July 21, 2024

Kevin van der Spek


This archived article was written by: Kevin van der spek

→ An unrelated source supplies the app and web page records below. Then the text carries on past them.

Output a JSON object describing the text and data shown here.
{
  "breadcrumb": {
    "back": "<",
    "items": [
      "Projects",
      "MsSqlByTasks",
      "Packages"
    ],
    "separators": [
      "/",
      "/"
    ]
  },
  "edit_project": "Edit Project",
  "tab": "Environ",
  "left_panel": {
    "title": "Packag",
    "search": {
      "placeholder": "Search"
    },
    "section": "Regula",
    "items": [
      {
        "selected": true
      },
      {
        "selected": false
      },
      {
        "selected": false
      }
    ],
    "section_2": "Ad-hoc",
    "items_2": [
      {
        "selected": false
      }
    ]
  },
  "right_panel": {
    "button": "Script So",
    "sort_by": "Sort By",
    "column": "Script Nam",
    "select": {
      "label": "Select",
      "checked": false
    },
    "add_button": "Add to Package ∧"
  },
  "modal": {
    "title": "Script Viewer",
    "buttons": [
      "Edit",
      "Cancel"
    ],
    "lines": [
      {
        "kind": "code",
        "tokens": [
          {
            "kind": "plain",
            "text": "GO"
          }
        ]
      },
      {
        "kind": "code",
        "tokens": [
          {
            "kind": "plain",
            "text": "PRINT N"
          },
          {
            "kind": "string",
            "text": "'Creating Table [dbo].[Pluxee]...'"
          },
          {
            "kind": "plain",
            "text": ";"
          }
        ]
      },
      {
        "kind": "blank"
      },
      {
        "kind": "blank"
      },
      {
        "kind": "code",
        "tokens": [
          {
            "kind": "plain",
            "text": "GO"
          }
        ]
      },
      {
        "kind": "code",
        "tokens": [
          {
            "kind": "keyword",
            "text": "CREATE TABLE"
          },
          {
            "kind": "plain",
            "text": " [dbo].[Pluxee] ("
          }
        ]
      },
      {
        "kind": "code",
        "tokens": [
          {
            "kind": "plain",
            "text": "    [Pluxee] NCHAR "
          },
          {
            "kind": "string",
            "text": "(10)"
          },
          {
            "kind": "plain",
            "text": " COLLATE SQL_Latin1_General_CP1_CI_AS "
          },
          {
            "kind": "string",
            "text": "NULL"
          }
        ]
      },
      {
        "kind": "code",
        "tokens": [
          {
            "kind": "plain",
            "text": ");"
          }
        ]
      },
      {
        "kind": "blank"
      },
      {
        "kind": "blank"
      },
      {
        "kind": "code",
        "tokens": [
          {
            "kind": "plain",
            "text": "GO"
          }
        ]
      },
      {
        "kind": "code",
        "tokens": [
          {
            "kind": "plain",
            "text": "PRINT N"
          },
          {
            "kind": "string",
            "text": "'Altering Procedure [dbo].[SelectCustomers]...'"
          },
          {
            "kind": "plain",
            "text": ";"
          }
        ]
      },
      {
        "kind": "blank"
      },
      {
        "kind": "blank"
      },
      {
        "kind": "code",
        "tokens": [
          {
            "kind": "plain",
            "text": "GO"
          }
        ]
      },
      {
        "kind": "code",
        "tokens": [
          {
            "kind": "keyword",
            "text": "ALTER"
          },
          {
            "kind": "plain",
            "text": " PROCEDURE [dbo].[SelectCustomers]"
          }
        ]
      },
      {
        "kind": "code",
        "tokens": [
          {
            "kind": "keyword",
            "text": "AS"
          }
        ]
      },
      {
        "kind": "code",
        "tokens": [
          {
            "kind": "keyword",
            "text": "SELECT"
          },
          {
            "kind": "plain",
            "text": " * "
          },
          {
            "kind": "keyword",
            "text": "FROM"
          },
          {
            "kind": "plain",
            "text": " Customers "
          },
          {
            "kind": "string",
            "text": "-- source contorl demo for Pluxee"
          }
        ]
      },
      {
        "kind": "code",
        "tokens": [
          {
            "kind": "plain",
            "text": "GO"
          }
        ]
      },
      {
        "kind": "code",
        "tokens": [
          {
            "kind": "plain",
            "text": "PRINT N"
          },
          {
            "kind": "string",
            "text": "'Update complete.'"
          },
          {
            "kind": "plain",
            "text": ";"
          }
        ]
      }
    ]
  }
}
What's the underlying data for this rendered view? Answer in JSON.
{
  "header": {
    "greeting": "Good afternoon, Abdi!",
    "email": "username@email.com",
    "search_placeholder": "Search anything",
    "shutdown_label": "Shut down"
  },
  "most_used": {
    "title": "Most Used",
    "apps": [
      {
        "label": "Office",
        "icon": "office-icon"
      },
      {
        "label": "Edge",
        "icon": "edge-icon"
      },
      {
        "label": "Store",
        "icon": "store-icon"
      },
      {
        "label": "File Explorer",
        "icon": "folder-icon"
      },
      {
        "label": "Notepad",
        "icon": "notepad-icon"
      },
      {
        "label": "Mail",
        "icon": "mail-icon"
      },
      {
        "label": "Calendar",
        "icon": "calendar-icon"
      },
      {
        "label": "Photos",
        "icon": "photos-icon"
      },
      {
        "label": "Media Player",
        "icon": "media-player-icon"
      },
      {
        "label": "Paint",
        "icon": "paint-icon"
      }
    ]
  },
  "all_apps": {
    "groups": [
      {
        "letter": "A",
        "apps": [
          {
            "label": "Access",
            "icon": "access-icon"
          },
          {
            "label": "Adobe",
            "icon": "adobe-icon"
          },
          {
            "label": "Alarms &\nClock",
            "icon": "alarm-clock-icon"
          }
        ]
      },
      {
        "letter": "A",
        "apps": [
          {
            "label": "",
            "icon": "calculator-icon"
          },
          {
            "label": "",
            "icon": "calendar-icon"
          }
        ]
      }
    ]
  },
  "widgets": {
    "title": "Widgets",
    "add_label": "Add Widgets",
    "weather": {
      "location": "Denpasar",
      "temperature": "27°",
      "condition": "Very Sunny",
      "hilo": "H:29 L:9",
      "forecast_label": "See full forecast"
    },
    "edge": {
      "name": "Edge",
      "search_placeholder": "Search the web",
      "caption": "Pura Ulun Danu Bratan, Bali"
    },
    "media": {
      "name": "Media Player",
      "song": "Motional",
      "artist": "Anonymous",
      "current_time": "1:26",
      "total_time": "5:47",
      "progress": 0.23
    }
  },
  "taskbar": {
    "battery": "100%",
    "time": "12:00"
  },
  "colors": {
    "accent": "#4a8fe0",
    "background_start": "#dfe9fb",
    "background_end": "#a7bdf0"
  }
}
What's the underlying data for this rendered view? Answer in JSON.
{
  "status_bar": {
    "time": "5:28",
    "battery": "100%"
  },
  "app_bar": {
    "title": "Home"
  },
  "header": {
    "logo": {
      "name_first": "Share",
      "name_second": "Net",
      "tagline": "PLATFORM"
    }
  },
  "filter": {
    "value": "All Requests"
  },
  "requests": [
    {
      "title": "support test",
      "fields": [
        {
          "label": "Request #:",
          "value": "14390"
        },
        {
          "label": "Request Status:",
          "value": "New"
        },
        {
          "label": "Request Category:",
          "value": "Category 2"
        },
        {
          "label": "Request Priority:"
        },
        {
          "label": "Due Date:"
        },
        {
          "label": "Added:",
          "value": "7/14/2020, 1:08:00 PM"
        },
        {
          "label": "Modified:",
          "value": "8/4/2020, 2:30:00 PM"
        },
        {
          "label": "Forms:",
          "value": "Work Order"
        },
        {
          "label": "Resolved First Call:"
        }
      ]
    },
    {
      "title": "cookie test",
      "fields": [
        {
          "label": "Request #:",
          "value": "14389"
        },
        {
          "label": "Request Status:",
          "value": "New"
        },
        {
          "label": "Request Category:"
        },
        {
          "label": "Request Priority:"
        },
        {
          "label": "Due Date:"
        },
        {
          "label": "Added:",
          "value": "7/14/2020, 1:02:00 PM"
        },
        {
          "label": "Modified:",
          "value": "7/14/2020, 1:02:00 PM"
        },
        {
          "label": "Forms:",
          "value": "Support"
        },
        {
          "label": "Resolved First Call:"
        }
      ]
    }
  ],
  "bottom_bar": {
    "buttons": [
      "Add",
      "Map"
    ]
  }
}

Sitting in the back of a truck with the caption, “hood rat immigrant-ish” isn’t funny, it is dehumanizing and demeaning. Jokes like this deepen stereotypes making it harder to break from the bounds of racism and at the same time-killing-relational value for minorities.
Coming from a place of privilege means coming from a place of acceptance from birth, society’s precursors either puts you to be on successful or neutral ground. This means stereotypes associated with a social class are positive. Someone saying that white people are smarter than people of color, which intelligence isn’t unique to race, is an example of negative stereotypes.
Having positive stereotypes makes it harder to empathize with people who are associated with negative stereotypes. Not empathizing is what allows xenophobic jokes to be accepted. Xenophobia is defined by Google as, “intense or irrational dislike or fear of people from other countries.” Lack of empathy is what allows jokes like, “hood rat” or implying immigrants come from the back of a truck to be funny.
In reality hood rat is incredibly offensive. Alex Anderson explains that “hood rat” means the lowest of low in the economic classes and at the bottom of society’s bottom. Hood rat deepens the stereotype of poverty and violence of any social group, that isn’t white-upper-middle class, and makes breaking systemic or institutional racism even more difficult.
Sitting in the back of a truck and saying being an immigrant is offensive because it degrades the struggles of people who had to provide a better life for themselves or their children. Downplaying their struggles is saying that their problems do not matter and they are not worthy of your respect; it is dehumanizing. This is when you make someone less human, meaning you do not hold the same value to someone as you would to someone you know or to yourself.
Think of a time when you thought life was hard and you could not stop crying, no matter what the problem, and then imagine that you saw me walking around laughing at you for crying about whatever that problem is. To me, in this example, your problem is a joke.
Another reason why jokes about immigration and riding in a truck are offensive is that it does not acknowledge the scope of immigration. Not all immigrants come from south of the border or even by land. Jokes that look at the stereotype deny the existence of the rest of the problem. This not saying that one form of immigration has it worse than any other, but denying the existence of someone and their problems is also dehumanizing.
Lowering one’s value makes people feel unwanted and unimportant. What happens when someone feels like they are not important is a loss of relational value. This is how important we feel to other people, but not limited by people we feel are important to us. According to Mark R. Leary in, “Sociometer Theory and the pursuit of relational value: getting to the root of self-esteem,” appearance and inculcation increase relational value and when relational value is up so is productivity.
Leary writes that self-esteem is a tool used to measure relational value. When jokes are being made, it is important to understand what the jokes mean and who’s self-esteem and relational value is being hurt because you are dehumanizing and belittling their problems.
It might be funny, to you, to make fun of people who are trying to make the lives of their families better, but don’t be surprised when people are offended because you are unable to look beyond your point of privilege.